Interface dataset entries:
☆ ☆ ☆
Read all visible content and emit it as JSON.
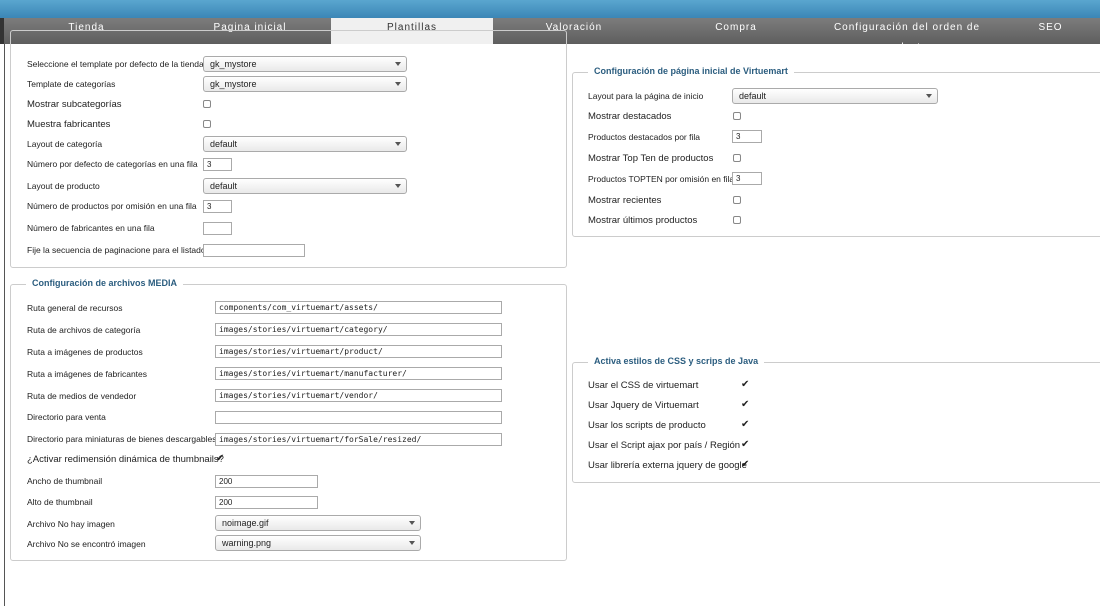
{
  "tabs": [
    {
      "label": "Tienda"
    },
    {
      "label": "Pagina inicial"
    },
    {
      "label": "Plantillas"
    },
    {
      "label": "Valoración"
    },
    {
      "label": "Compra"
    },
    {
      "label": "Configuración del orden de productos"
    },
    {
      "label": "SEO"
    }
  ],
  "templates": {
    "default_template_label": "Seleccione el template por defecto de la tienda",
    "default_template_value": "gk_mystore",
    "category_template_label": "Template de categorías",
    "category_template_value": "gk_mystore",
    "show_subcategories_label": "Mostrar subcategorías",
    "show_manufacturers_label": "Muestra fabricantes",
    "category_layout_label": "Layout de categoría",
    "category_layout_value": "default",
    "categories_per_row_label": "Número por defecto de categorías en una fila",
    "categories_per_row_value": "3",
    "product_layout_label": "Layout de producto",
    "product_layout_value": "default",
    "products_per_row_label": "Número de productos por omisión en una fila",
    "products_per_row_value": "3",
    "manufacturers_per_row_label": "Número de fabricantes en una fila",
    "manufacturers_per_row_value": "",
    "pagination_sequence_label": "Fije la secuencia de paginacione para el listado",
    "pagination_sequence_value": ""
  },
  "homepage": {
    "legend": "Configuración de página inicial de Virtuemart",
    "layout_label": "Layout para la página de inicio",
    "layout_value": "default",
    "show_featured_label": "Mostrar destacados",
    "featured_per_row_label": "Productos destacados por fila",
    "featured_per_row_value": "3",
    "show_topten_label": "Mostrar Top Ten de productos",
    "topten_per_row_label": "Productos TOPTEN por omisión en fila",
    "topten_per_row_value": "3",
    "show_recent_label": "Mostrar recientes",
    "show_latest_label": "Mostrar últimos productos"
  },
  "media": {
    "legend": "Configuración de archivos MEDIA",
    "assets_path_label": "Ruta general de recursos",
    "assets_path_value": "components/com_virtuemart/assets/",
    "category_path_label": "Ruta de archivos de categoría",
    "category_path_value": "images/stories/virtuemart/category/",
    "product_path_label": "Ruta a imágenes de productos",
    "product_path_value": "images/stories/virtuemart/product/",
    "manufacturer_path_label": "Ruta a imágenes de fabricantes",
    "manufacturer_path_value": "images/stories/virtuemart/manufacturer/",
    "vendor_path_label": "Ruta de medios de vendedor",
    "vendor_path_value": "images/stories/virtuemart/vendor/",
    "forsale_dir_label": "Directorio para venta",
    "forsale_dir_value": "",
    "forsale_thumbs_label": "Directorio para miniaturas de bienes descargables",
    "forsale_thumbs_value": "images/stories/virtuemart/forSale/resized/",
    "dynamic_resize_label": "¿Activar redimensión dinámica de thumbnails?",
    "thumb_width_label": "Ancho de thumbnail",
    "thumb_width_value": "200",
    "thumb_height_label": "Alto de thumbnail",
    "thumb_height_value": "200",
    "no_image_label": "Archivo No hay imagen",
    "no_image_value": "noimage.gif",
    "not_found_label": "Archivo No se encontró imagen",
    "not_found_value": "warning.png"
  },
  "css_js": {
    "legend": "Activa estilos de CSS y scrips de Java",
    "css_label": "Usar el CSS de virtuemart",
    "jquery_label": "Usar Jquery de Virtuemart",
    "product_scripts_label": "Usar los scripts de producto",
    "ajax_label": "Usar el Script ajax por país / Región",
    "google_jquery_label": "Usar librería externa jquery de google"
  }
}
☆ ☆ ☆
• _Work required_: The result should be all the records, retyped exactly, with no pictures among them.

• _Your solution_:
Read all visible content and emit it as JSON.
{
  "tabs": [
    {
      "label": "Tienda"
    },
    {
      "label": "Pagina inicial"
    },
    {
      "label": "Plantillas"
    },
    {
      "label": "Valoración"
    },
    {
      "label": "Compra"
    },
    {
      "label": "Configuración del orden de productos"
    },
    {
      "label": "SEO"
    }
  ],
  "templates": {
    "default_template_label": "Seleccione el template por defecto de la tienda",
    "default_template_value": "gk_mystore",
    "category_template_label": "Template de categorías",
    "category_template_value": "gk_mystore",
    "show_subcategories_label": "Mostrar subcategorías",
    "show_manufacturers_label": "Muestra fabricantes",
    "category_layout_label": "Layout de categoría",
    "category_layout_value": "default",
    "categories_per_row_label": "Número por defecto de categorías en una fila",
    "categories_per_row_value": "3",
    "product_layout_label": "Layout de producto",
    "product_layout_value": "default",
    "products_per_row_label": "Número de productos por omisión en una fila",
    "products_per_row_value": "3",
    "manufacturers_per_row_label": "Número de fabricantes en una fila",
    "manufacturers_per_row_value": "",
    "pagination_sequence_label": "Fije la secuencia de paginacione para el listado",
    "pagination_sequence_value": ""
  },
  "homepage": {
    "legend": "Configuración de página inicial de Virtuemart",
    "layout_label": "Layout para la página de inicio",
    "layout_value": "default",
    "show_featured_label": "Mostrar destacados",
    "featured_per_row_label": "Productos destacados por fila",
    "featured_per_row_value": "3",
    "show_topten_label": "Mostrar Top Ten de productos",
    "topten_per_row_label": "Productos TOPTEN por omisión en fila",
    "topten_per_row_value": "3",
    "show_recent_label": "Mostrar recientes",
    "show_latest_label": "Mostrar últimos productos"
  },
  "media": {
    "legend": "Configuración de archivos MEDIA",
    "assets_path_label": "Ruta general de recursos",
    "assets_path_value": "components/com_virtuemart/assets/",
    "category_path_label": "Ruta de archivos de categoría",
    "category_path_value": "images/stories/virtuemart/category/",
    "product_path_label": "Ruta a imágenes de productos",
    "product_path_value": "images/stories/virtuemart/product/",
    "manufacturer_path_label": "Ruta a imágenes de fabricantes",
    "manufacturer_path_value": "images/stories/virtuemart/manufacturer/",
    "vendor_path_label": "Ruta de medios de vendedor",
    "vendor_path_value": "images/stories/virtuemart/vendor/",
    "forsale_dir_label": "Directorio para venta",
    "forsale_dir_value": "",
    "forsale_thumbs_label": "Directorio para miniaturas de bienes descargables",
    "forsale_thumbs_value": "images/stories/virtuemart/forSale/resized/",
    "dynamic_resize_label": "¿Activar redimensión dinámica de thumbnails?",
    "thumb_width_label": "Ancho de thumbnail",
    "thumb_width_value": "200",
    "thumb_height_label": "Alto de thumbnail",
    "thumb_height_value": "200",
    "no_image_label": "Archivo No hay imagen",
    "no_image_value": "noimage.gif",
    "not_found_label": "Archivo No se encontró imagen",
    "not_found_value": "warning.png"
  },
  "css_js": {
    "legend": "Activa estilos de CSS y scrips de Java",
    "css_label": "Usar el CSS de virtuemart",
    "jquery_label": "Usar Jquery de Virtuemart",
    "product_scripts_label": "Usar los scripts de producto",
    "ajax_label": "Usar el Script ajax por país / Región",
    "google_jquery_label": "Usar librería externa jquery de google"
  }
}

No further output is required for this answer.